───── Dataset entries
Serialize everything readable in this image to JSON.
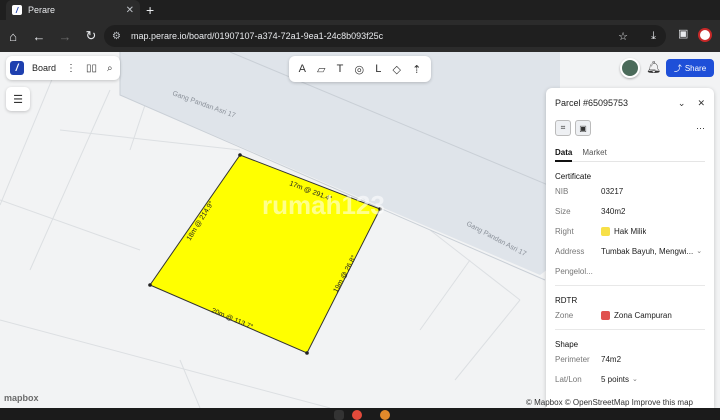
{
  "browser": {
    "tab_title": "Perare",
    "tab_close": "✕",
    "new_tab": "+",
    "url": "map.perare.io/board/01907107-a374-72a1-9ea1-24c8b093f25c"
  },
  "board": {
    "label": "Board"
  },
  "map": {
    "street_labels": [
      "Gang Pandan Asri 17",
      "Gang Pandan Asri 17"
    ],
    "edge_labels": [
      "17m @ 291.4°",
      "18m @ 214.9°",
      "19m @ 26.8°",
      "20m @ 113.7°"
    ],
    "parcel_color": "#ffff00",
    "watermark": "rumah123"
  },
  "share": {
    "label": "Share"
  },
  "panel": {
    "title": "Parcel #65095753",
    "tabs": [
      "Data",
      "Market"
    ],
    "certificate": {
      "heading": "Certificate",
      "rows": [
        {
          "k": "NIB",
          "v": "03217"
        },
        {
          "k": "Size",
          "v": "340m2"
        },
        {
          "k": "Right",
          "v": "Hak Milik",
          "color": "#f7e048"
        },
        {
          "k": "Address",
          "v": "Tumbak Bayuh, Mengwi..."
        },
        {
          "k": "Pengelol...",
          "v": ""
        }
      ]
    },
    "rdtr": {
      "heading": "RDTR",
      "rows": [
        {
          "k": "Zone",
          "v": "Zona Campuran",
          "color": "#e0524f"
        }
      ]
    },
    "shape": {
      "heading": "Shape",
      "rows": [
        {
          "k": "Perimeter",
          "v": "74m2"
        },
        {
          "k": "Lat/Lon",
          "v": "5 points"
        }
      ]
    }
  },
  "footer": {
    "mapbox": "mapbox",
    "attribution": "© Mapbox © OpenStreetMap Improve this map"
  }
}
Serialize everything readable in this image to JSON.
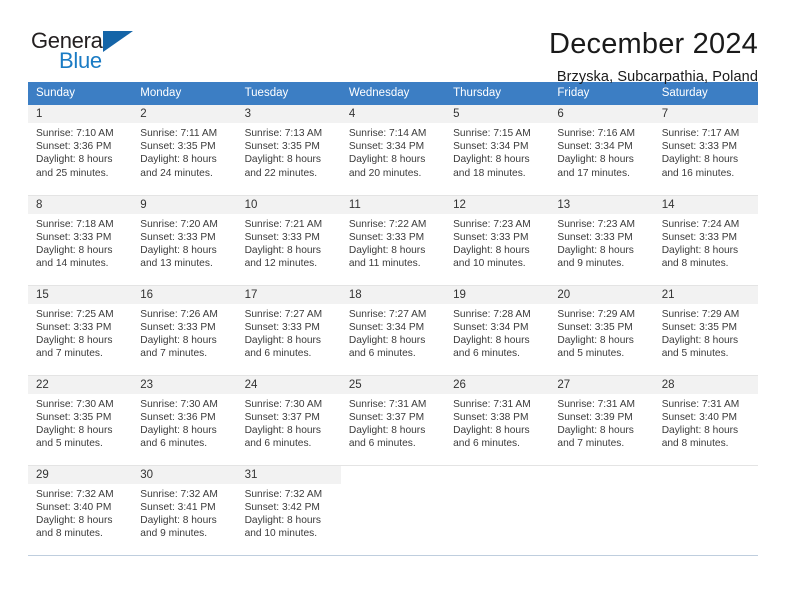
{
  "brand": {
    "name_part1": "General",
    "name_part2": "Blue",
    "triangle_color": "#1565a8",
    "blue_color": "#1a7bc4"
  },
  "header": {
    "title": "December 2024",
    "location": "Brzyska, Subcarpathia, Poland"
  },
  "theme": {
    "header_bg": "#3c7ec4",
    "daynum_bg": "#f2f2f2",
    "row_divider": "#e4e4e4",
    "table_rule": "#bfcede"
  },
  "weekday_headers": [
    "Sunday",
    "Monday",
    "Tuesday",
    "Wednesday",
    "Thursday",
    "Friday",
    "Saturday"
  ],
  "weeks": [
    [
      {
        "day": "1",
        "sunrise": "Sunrise: 7:10 AM",
        "sunset": "Sunset: 3:36 PM",
        "daylight1": "Daylight: 8 hours",
        "daylight2": "and 25 minutes."
      },
      {
        "day": "2",
        "sunrise": "Sunrise: 7:11 AM",
        "sunset": "Sunset: 3:35 PM",
        "daylight1": "Daylight: 8 hours",
        "daylight2": "and 24 minutes."
      },
      {
        "day": "3",
        "sunrise": "Sunrise: 7:13 AM",
        "sunset": "Sunset: 3:35 PM",
        "daylight1": "Daylight: 8 hours",
        "daylight2": "and 22 minutes."
      },
      {
        "day": "4",
        "sunrise": "Sunrise: 7:14 AM",
        "sunset": "Sunset: 3:34 PM",
        "daylight1": "Daylight: 8 hours",
        "daylight2": "and 20 minutes."
      },
      {
        "day": "5",
        "sunrise": "Sunrise: 7:15 AM",
        "sunset": "Sunset: 3:34 PM",
        "daylight1": "Daylight: 8 hours",
        "daylight2": "and 18 minutes."
      },
      {
        "day": "6",
        "sunrise": "Sunrise: 7:16 AM",
        "sunset": "Sunset: 3:34 PM",
        "daylight1": "Daylight: 8 hours",
        "daylight2": "and 17 minutes."
      },
      {
        "day": "7",
        "sunrise": "Sunrise: 7:17 AM",
        "sunset": "Sunset: 3:33 PM",
        "daylight1": "Daylight: 8 hours",
        "daylight2": "and 16 minutes."
      }
    ],
    [
      {
        "day": "8",
        "sunrise": "Sunrise: 7:18 AM",
        "sunset": "Sunset: 3:33 PM",
        "daylight1": "Daylight: 8 hours",
        "daylight2": "and 14 minutes."
      },
      {
        "day": "9",
        "sunrise": "Sunrise: 7:20 AM",
        "sunset": "Sunset: 3:33 PM",
        "daylight1": "Daylight: 8 hours",
        "daylight2": "and 13 minutes."
      },
      {
        "day": "10",
        "sunrise": "Sunrise: 7:21 AM",
        "sunset": "Sunset: 3:33 PM",
        "daylight1": "Daylight: 8 hours",
        "daylight2": "and 12 minutes."
      },
      {
        "day": "11",
        "sunrise": "Sunrise: 7:22 AM",
        "sunset": "Sunset: 3:33 PM",
        "daylight1": "Daylight: 8 hours",
        "daylight2": "and 11 minutes."
      },
      {
        "day": "12",
        "sunrise": "Sunrise: 7:23 AM",
        "sunset": "Sunset: 3:33 PM",
        "daylight1": "Daylight: 8 hours",
        "daylight2": "and 10 minutes."
      },
      {
        "day": "13",
        "sunrise": "Sunrise: 7:23 AM",
        "sunset": "Sunset: 3:33 PM",
        "daylight1": "Daylight: 8 hours",
        "daylight2": "and 9 minutes."
      },
      {
        "day": "14",
        "sunrise": "Sunrise: 7:24 AM",
        "sunset": "Sunset: 3:33 PM",
        "daylight1": "Daylight: 8 hours",
        "daylight2": "and 8 minutes."
      }
    ],
    [
      {
        "day": "15",
        "sunrise": "Sunrise: 7:25 AM",
        "sunset": "Sunset: 3:33 PM",
        "daylight1": "Daylight: 8 hours",
        "daylight2": "and 7 minutes."
      },
      {
        "day": "16",
        "sunrise": "Sunrise: 7:26 AM",
        "sunset": "Sunset: 3:33 PM",
        "daylight1": "Daylight: 8 hours",
        "daylight2": "and 7 minutes."
      },
      {
        "day": "17",
        "sunrise": "Sunrise: 7:27 AM",
        "sunset": "Sunset: 3:33 PM",
        "daylight1": "Daylight: 8 hours",
        "daylight2": "and 6 minutes."
      },
      {
        "day": "18",
        "sunrise": "Sunrise: 7:27 AM",
        "sunset": "Sunset: 3:34 PM",
        "daylight1": "Daylight: 8 hours",
        "daylight2": "and 6 minutes."
      },
      {
        "day": "19",
        "sunrise": "Sunrise: 7:28 AM",
        "sunset": "Sunset: 3:34 PM",
        "daylight1": "Daylight: 8 hours",
        "daylight2": "and 6 minutes."
      },
      {
        "day": "20",
        "sunrise": "Sunrise: 7:29 AM",
        "sunset": "Sunset: 3:35 PM",
        "daylight1": "Daylight: 8 hours",
        "daylight2": "and 5 minutes."
      },
      {
        "day": "21",
        "sunrise": "Sunrise: 7:29 AM",
        "sunset": "Sunset: 3:35 PM",
        "daylight1": "Daylight: 8 hours",
        "daylight2": "and 5 minutes."
      }
    ],
    [
      {
        "day": "22",
        "sunrise": "Sunrise: 7:30 AM",
        "sunset": "Sunset: 3:35 PM",
        "daylight1": "Daylight: 8 hours",
        "daylight2": "and 5 minutes."
      },
      {
        "day": "23",
        "sunrise": "Sunrise: 7:30 AM",
        "sunset": "Sunset: 3:36 PM",
        "daylight1": "Daylight: 8 hours",
        "daylight2": "and 6 minutes."
      },
      {
        "day": "24",
        "sunrise": "Sunrise: 7:30 AM",
        "sunset": "Sunset: 3:37 PM",
        "daylight1": "Daylight: 8 hours",
        "daylight2": "and 6 minutes."
      },
      {
        "day": "25",
        "sunrise": "Sunrise: 7:31 AM",
        "sunset": "Sunset: 3:37 PM",
        "daylight1": "Daylight: 8 hours",
        "daylight2": "and 6 minutes."
      },
      {
        "day": "26",
        "sunrise": "Sunrise: 7:31 AM",
        "sunset": "Sunset: 3:38 PM",
        "daylight1": "Daylight: 8 hours",
        "daylight2": "and 6 minutes."
      },
      {
        "day": "27",
        "sunrise": "Sunrise: 7:31 AM",
        "sunset": "Sunset: 3:39 PM",
        "daylight1": "Daylight: 8 hours",
        "daylight2": "and 7 minutes."
      },
      {
        "day": "28",
        "sunrise": "Sunrise: 7:31 AM",
        "sunset": "Sunset: 3:40 PM",
        "daylight1": "Daylight: 8 hours",
        "daylight2": "and 8 minutes."
      }
    ],
    [
      {
        "day": "29",
        "sunrise": "Sunrise: 7:32 AM",
        "sunset": "Sunset: 3:40 PM",
        "daylight1": "Daylight: 8 hours",
        "daylight2": "and 8 minutes."
      },
      {
        "day": "30",
        "sunrise": "Sunrise: 7:32 AM",
        "sunset": "Sunset: 3:41 PM",
        "daylight1": "Daylight: 8 hours",
        "daylight2": "and 9 minutes."
      },
      {
        "day": "31",
        "sunrise": "Sunrise: 7:32 AM",
        "sunset": "Sunset: 3:42 PM",
        "daylight1": "Daylight: 8 hours",
        "daylight2": "and 10 minutes."
      },
      {
        "day": "",
        "sunrise": "",
        "sunset": "",
        "daylight1": "",
        "daylight2": ""
      },
      {
        "day": "",
        "sunrise": "",
        "sunset": "",
        "daylight1": "",
        "daylight2": ""
      },
      {
        "day": "",
        "sunrise": "",
        "sunset": "",
        "daylight1": "",
        "daylight2": ""
      },
      {
        "day": "",
        "sunrise": "",
        "sunset": "",
        "daylight1": "",
        "daylight2": ""
      }
    ]
  ]
}
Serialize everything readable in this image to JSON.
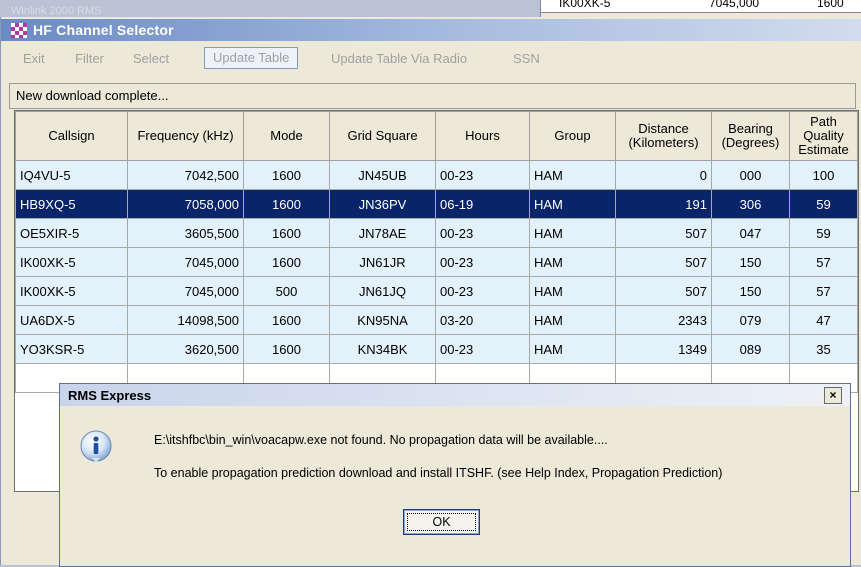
{
  "background_window": {
    "cells": [
      "IK00XK-5",
      "7045,000",
      "1600"
    ]
  },
  "window": {
    "title": "HF Channel Selector",
    "faded_title": "Winlink 2000 RMS"
  },
  "menu": {
    "items": [
      "Exit",
      "Filter",
      "Select",
      "Update Table",
      "Update Table Via Radio",
      "SSN"
    ]
  },
  "status": {
    "text": "New download complete..."
  },
  "table": {
    "headers": [
      "Callsign",
      "Frequency (kHz)",
      "Mode",
      "Grid Square",
      "Hours",
      "Group",
      "Distance (Kilometers)",
      "Bearing (Degrees)",
      "Path Quality Estimate"
    ],
    "rows": [
      [
        "IQ4VU-5",
        "7042,500",
        "1600",
        "JN45UB",
        "00-23",
        "HAM",
        "0",
        "000",
        "100"
      ],
      [
        "HB9XQ-5",
        "7058,000",
        "1600",
        "JN36PV",
        "06-19",
        "HAM",
        "191",
        "306",
        "59"
      ],
      [
        "OE5XIR-5",
        "3605,500",
        "1600",
        "JN78AE",
        "00-23",
        "HAM",
        "507",
        "047",
        "59"
      ],
      [
        "IK00XK-5",
        "7045,000",
        "1600",
        "JN61JR",
        "00-23",
        "HAM",
        "507",
        "150",
        "57"
      ],
      [
        "IK00XK-5",
        "7045,000",
        "500",
        "JN61JQ",
        "00-23",
        "HAM",
        "507",
        "150",
        "57"
      ],
      [
        "UA6DX-5",
        "14098,500",
        "1600",
        "KN95NA",
        "03-20",
        "HAM",
        "2343",
        "079",
        "47"
      ],
      [
        "YO3KSR-5",
        "3620,500",
        "1600",
        "KN34BK",
        "00-23",
        "HAM",
        "1349",
        "089",
        "35"
      ]
    ],
    "selected_row": 1
  },
  "dialog": {
    "title": "RMS Express",
    "message_line1": "E:\\itshfbc\\bin_win\\voacapw.exe not found. No propagation data will be available....",
    "message_line2": "To enable propagation prediction download and install ITSHF. (see Help Index, Propagation Prediction)",
    "ok_label": "OK",
    "close_glyph": "×"
  },
  "colors": {
    "selection": "#0a246a",
    "row_background": "#e3f1fb",
    "titlebar": "#6b8ac4"
  }
}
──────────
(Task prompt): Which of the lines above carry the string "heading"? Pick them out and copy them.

(Exercise response):
      "heading": "Certificate",
      "heading": "RDTR",
      "heading": "Shape",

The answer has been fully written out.